July 07, 2009After six months and more than $4,000 in repairs and maintenance, we're still not ready to give up our 1984 Ferrari 308. It's simply too much fun. But we are almost ready to admit that it isn't the best daily driver.
This is irrefutable proof that we're pig-headed, but we're not stupid.
Further proof: We've purchased ourselves another not-so-new car for our long-term test fleet. It's a 2002 BMW M3, and it just might be the absolute best way to spend $30,000 since the Gentleman's Club.
What We Bought
Our 2002 model is a highly optioned black M3 coupe with a six-speed manual transmission and the standard 18-inch wheels and tires. It's exactly the car we set out to find; no SMG transmission, no convertible.
Aside from those restrictions and a budget of around $30,000, we were up for almost anything, including the hideous yellow worn by the M3 in this promotional video we found on YouTube.
After a week or so, our search expanded as far from our Santa Monica office as Detroit, Chicago and Minnesota. But that quickly proved to be a dumb move.

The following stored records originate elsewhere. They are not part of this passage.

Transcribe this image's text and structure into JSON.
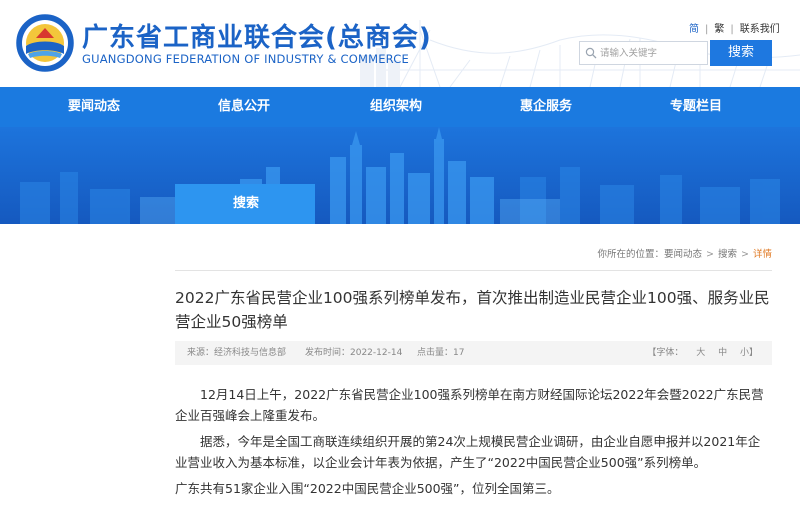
{
  "header": {
    "title": "广东省工商业联合会(总商会)",
    "subtitle": "GUANGDONG FEDERATION OF INDUSTRY & COMMERCE",
    "emblem": "gdfic-emblem",
    "brand_color": "#1b63c6"
  },
  "lang": {
    "simplified": "简",
    "traditional": "繁",
    "contact": "联系我们",
    "separator": "|"
  },
  "search": {
    "placeholder": "请输入关键字",
    "button_label": "搜索",
    "icon": "search-icon"
  },
  "nav": {
    "color": "#1b7ae0",
    "items": [
      {
        "label": "要闻动态"
      },
      {
        "label": "信息公开"
      },
      {
        "label": "组织架构"
      },
      {
        "label": "惠企服务"
      },
      {
        "label": "专题栏目"
      }
    ]
  },
  "banner": {
    "tab_label": "搜索"
  },
  "breadcrumb": {
    "prefix": "你所在的位置：",
    "items": [
      "要闻动态",
      "搜索",
      "详情"
    ],
    "separator": ">"
  },
  "article": {
    "title": "2022广东省民营企业100强系列榜单发布，首次推出制造业民营企业100强、服务业民营企业50强榜单",
    "meta": {
      "source": "来源：经济科技与信息部",
      "date": "发布时间：2022-12-14",
      "views": "点击量：17",
      "font_label": "【字体：",
      "font_large": "大",
      "font_medium": "中",
      "font_small": "小】"
    },
    "paragraphs": [
      "12月14日上午，2022广东省民营企业100强系列榜单在南方财经国际论坛2022年会暨2022广东民营企业百强峰会上隆重发布。",
      "据悉，今年是全国工商联连续组织开展的第24次上规模民营企业调研，由企业自愿申报并以2021年企业营业收入为基本标准，以企业会计年表为依据，产生了“2022中国民营企业500强”系列榜单。",
      "广东共有51家企业入围“2022中国民营企业500强”，位列全国第三。"
    ]
  }
}
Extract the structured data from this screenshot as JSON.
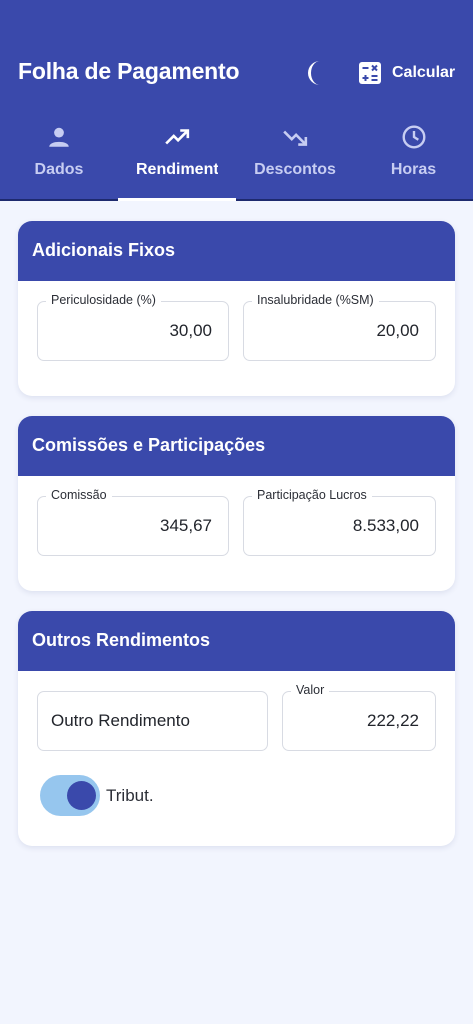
{
  "header": {
    "title": "Folha de Pagamento",
    "calculate_label": "Calcular"
  },
  "tabs": [
    {
      "label": "Dados",
      "icon": "person-icon",
      "active": false
    },
    {
      "label": "Rendimentos",
      "icon": "trending-up-icon",
      "active": true
    },
    {
      "label": "Descontos",
      "icon": "trending-down-icon",
      "active": false
    },
    {
      "label": "Horas",
      "icon": "clock-icon",
      "active": false
    }
  ],
  "cards": {
    "adicionais": {
      "title": "Adicionais Fixos",
      "fields": [
        {
          "label": "Periculosidade (%)",
          "value": "30,00"
        },
        {
          "label": "Insalubridade (%SM)",
          "value": "20,00"
        }
      ]
    },
    "comissoes": {
      "title": "Comissões e Participações",
      "fields": [
        {
          "label": "Comissão",
          "value": "345,67"
        },
        {
          "label": "Participação Lucros",
          "value": "8.533,00"
        }
      ]
    },
    "outros": {
      "title": "Outros Rendimentos",
      "description_value": "Outro Rendimento",
      "value_label": "Valor",
      "value": "222,22",
      "toggle_label": "Tribut.",
      "toggle_on": true
    }
  },
  "colors": {
    "primary": "#3a49ab",
    "background": "#f2f5fe",
    "toggle_track": "#96c6ee"
  }
}
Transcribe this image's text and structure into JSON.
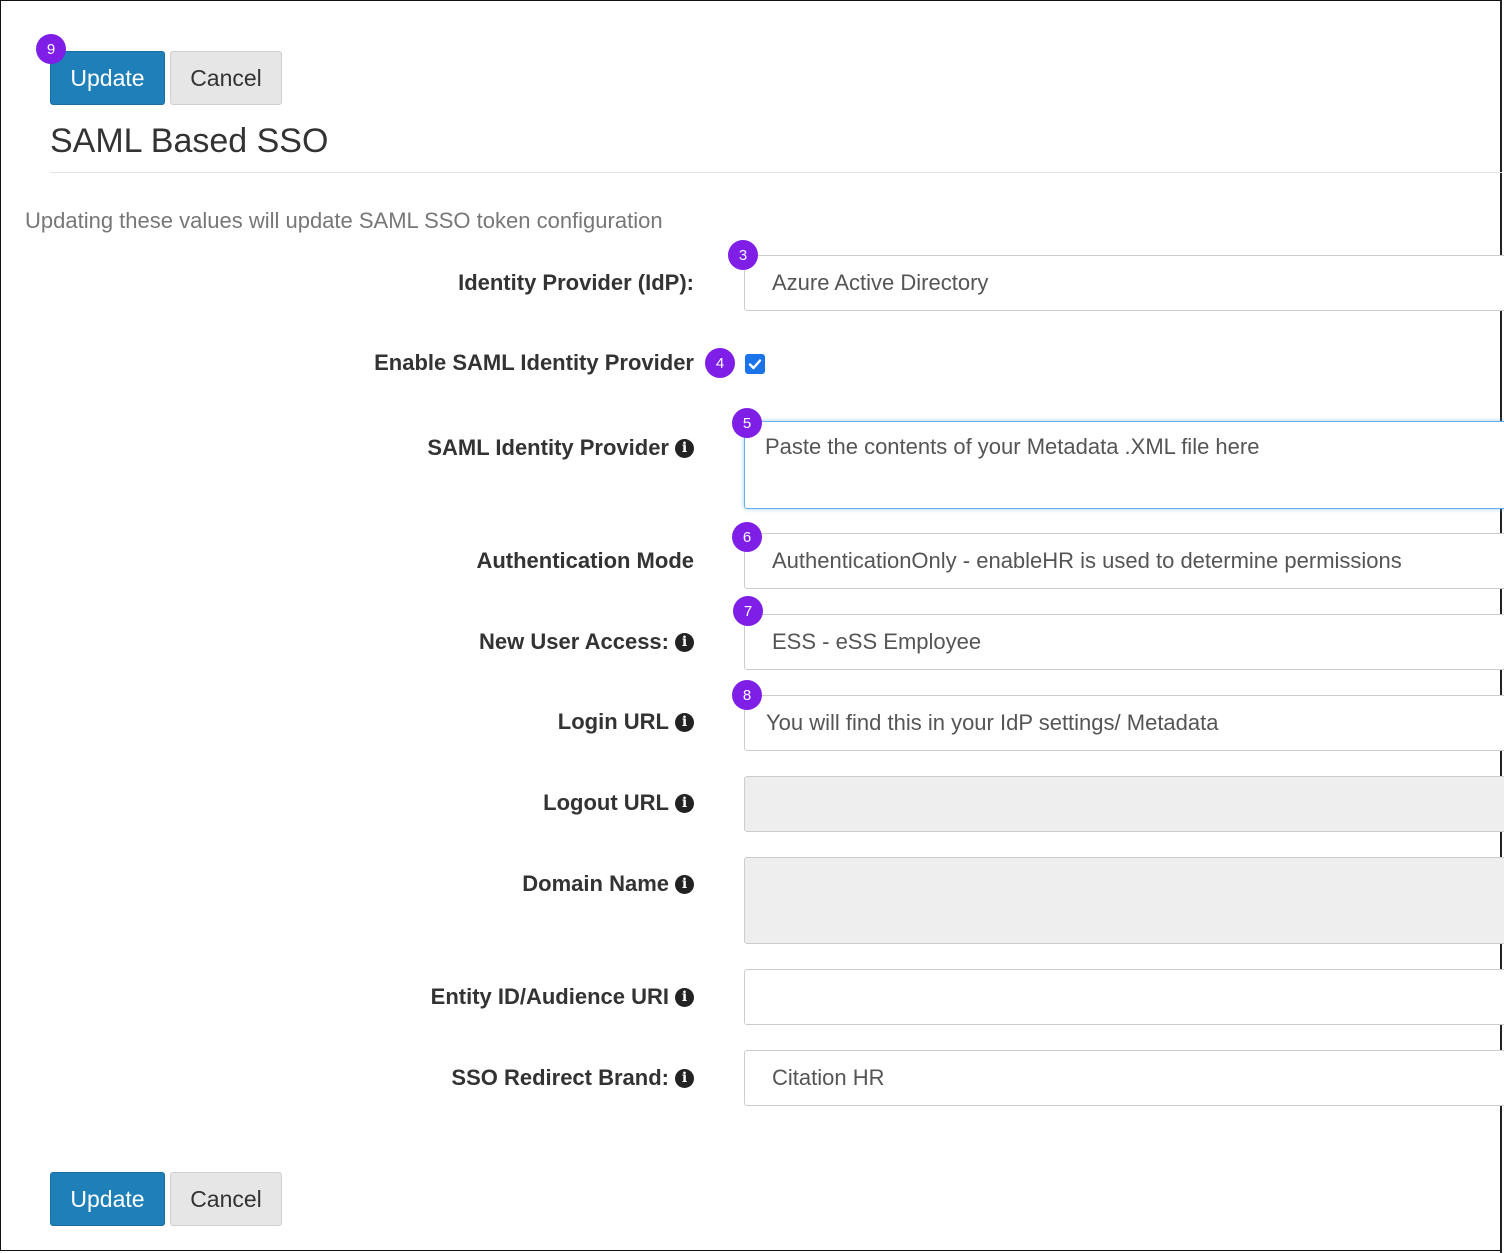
{
  "toolbar": {
    "update_label": "Update",
    "cancel_label": "Cancel"
  },
  "footer": {
    "update_label": "Update",
    "cancel_label": "Cancel"
  },
  "badges": {
    "update": "9",
    "idp": "3",
    "enable": "4",
    "saml_idp": "5",
    "auth_mode": "6",
    "new_user": "7",
    "login_url": "8"
  },
  "page": {
    "title": "SAML Based SSO",
    "subtitle": "Updating these values will update SAML SSO token configuration"
  },
  "form": {
    "idp": {
      "label": "Identity Provider (IdP):",
      "value": "Azure Active Directory"
    },
    "enable": {
      "label": "Enable SAML Identity Provider",
      "checked": true
    },
    "saml_idp": {
      "label": "SAML Identity Provider",
      "placeholder": "Paste the contents of your Metadata .XML file here"
    },
    "auth_mode": {
      "label": "Authentication Mode",
      "value": "AuthenticationOnly - enableHR is used to determine permissions"
    },
    "new_user": {
      "label": "New User Access:",
      "value": "ESS - eSS Employee"
    },
    "login_url": {
      "label": "Login URL",
      "placeholder": "You will find this in your IdP settings/ Metadata"
    },
    "logout_url": {
      "label": "Logout URL",
      "value": ""
    },
    "domain_name": {
      "label": "Domain Name",
      "value": ""
    },
    "entity_id": {
      "label": "Entity ID/Audience URI",
      "value": ""
    },
    "redirect_brand": {
      "label": "SSO Redirect Brand:",
      "value": "Citation HR"
    }
  },
  "icons": {
    "info": "info-circle-icon",
    "check": "checkmark-icon"
  },
  "colors": {
    "primary": "#1f7fb8",
    "badge": "#7e1ee6",
    "checkbox": "#1a73e8"
  }
}
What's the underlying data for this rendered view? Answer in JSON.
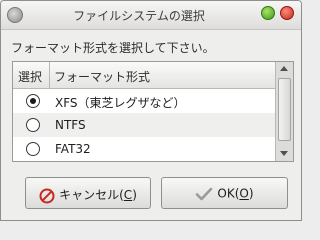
{
  "window": {
    "title": "ファイルシステムの選択"
  },
  "prompt": "フォーマット形式を選択して下さい。",
  "table": {
    "headers": {
      "select": "選択",
      "format": "フォーマット形式"
    },
    "rows": [
      {
        "label": "XFS（東芝レグザなど）",
        "selected": true
      },
      {
        "label": "NTFS",
        "selected": false
      },
      {
        "label": "FAT32",
        "selected": false
      }
    ]
  },
  "buttons": {
    "cancel": {
      "label": "キャンセル(",
      "mnemonic": "C",
      "suffix": ")",
      "icon": "cancel-icon"
    },
    "ok": {
      "label": "OK(",
      "mnemonic": "O",
      "suffix": ")",
      "icon": "checkmark-icon"
    }
  },
  "colors": {
    "cancel_icon": "#c9281c",
    "checkmark_icon": "#9a9a9a"
  }
}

Sure, rear-wheel-drive high-performance cars are cheaper in the Snowbelt during the dead of winter, but Southern California had a few gazillion M3s to choose from, and none of them has ever been struck by a snowplow, completely glazed in road salt or driven to a Whitesnake concert. Also, the cost of getting the car home would pretty much soak up any money saved by buying out of state.
After a few weeks on the trail and a few close deals, this black coupe appeared on AutoTrader.com. It was a recent trade-in by its original owner for a new 335i at the Santa Barbara Auto Group, a dealership about 100 miles north of our office. A friend of ours lives in the coastal paradise that is Santa Barbara, and agreed to check it out for us the following morning.
Like every other M3 of similar vintage, the car had just turned 49,000 miles. It was sold originally by this same dealer and serviced there as well. Everything works and its red leather seats and door panels are like new. Tires are good: In fact, during prep the dealer replaced two. The salesman, who could not have been more pleasant to deal with, also told us they repainted the front bumper and changed all the car's fluids. A quick test-drive to feel the clutch, brakes and the pull of the 333-horsepower, 3.2-liter inline six-cylinder and we were at the negotiating table. Asking price was $33,900.
Wondering what we should pay, we consulted Edmunds' True Market Value® Pricing. The car is in outstanding condition after the dealer's improvements, and is equipped with every option in the book besides the unlikable SMG transmission. The list includes heated front seats, power moonroof, rear side airbags, navigation system, power front passenger seat, AM/FM cassette Harman/Kardon audio system, rear parking sensors and a power driver seat with memory. Heck, the thing's even got a rear ski bag and rain-sensing windshield wipers. TMV pricing report: $28,889.
We talked the dealer down to $30,000 and drove the car home.
Why We Bought It
The Roundelisti will tell you the first M3 (E30) is the best. We disagree. This M3, the E46 M3, sold between 2002 and about five minutes ago, is the absolute best BMW M3 ever made.
But that's not why we bought it. We bought it because everyone we know wants one. It's the dream ride for every young gearhead. If you were born during the Nixon, Ford, Carter, Reagan or Clinton administrations, chances are an E46 M3 is on your wish list. Plus, it'll look fantastic parked next to our Ferrari.
Named for its internal chassis code, the E46 generation of M3 came after the E36 and is about to be replaced by the E92. It's sure to go down in history as one of the most desirable cars of all time. It was designed before iDrive, Chris Bangle and BMW's desire to make the M3 compete with a Porsche 911. It's timeless. And it's suddenly affordable for working stiffs like us.
There isn't really much more to it than that. Pure desire.
Although we don't plan on drifting the car like these maniacs in the above video, we do plan on modifying it slightly during its year with us. There are wheels and tires in its future (which is why we didn't want the optional 19-inch wheels), a short-throw shifter maybe, and anything else we can think of that will improve the car without negatively affecting its reliability.
And so we just bought an M3 for less money than the sticker price of our long-term Honda Accord V6. Like we said, we're not stupid. Check our long-term blog pages for regular updates from the M3's driver seat. Hopefully it'll prove more economical to own than its Italian garage mate.
Current Odometer: 50,236
Best Fuel Economy: 20.4 mpg
Worst Fuel Economy: 17.4 mpg
Average Fuel Economy (over the life of the vehicle): 18.9 mpg
Edmunds purchased this vehicle for the purposes of evaluation.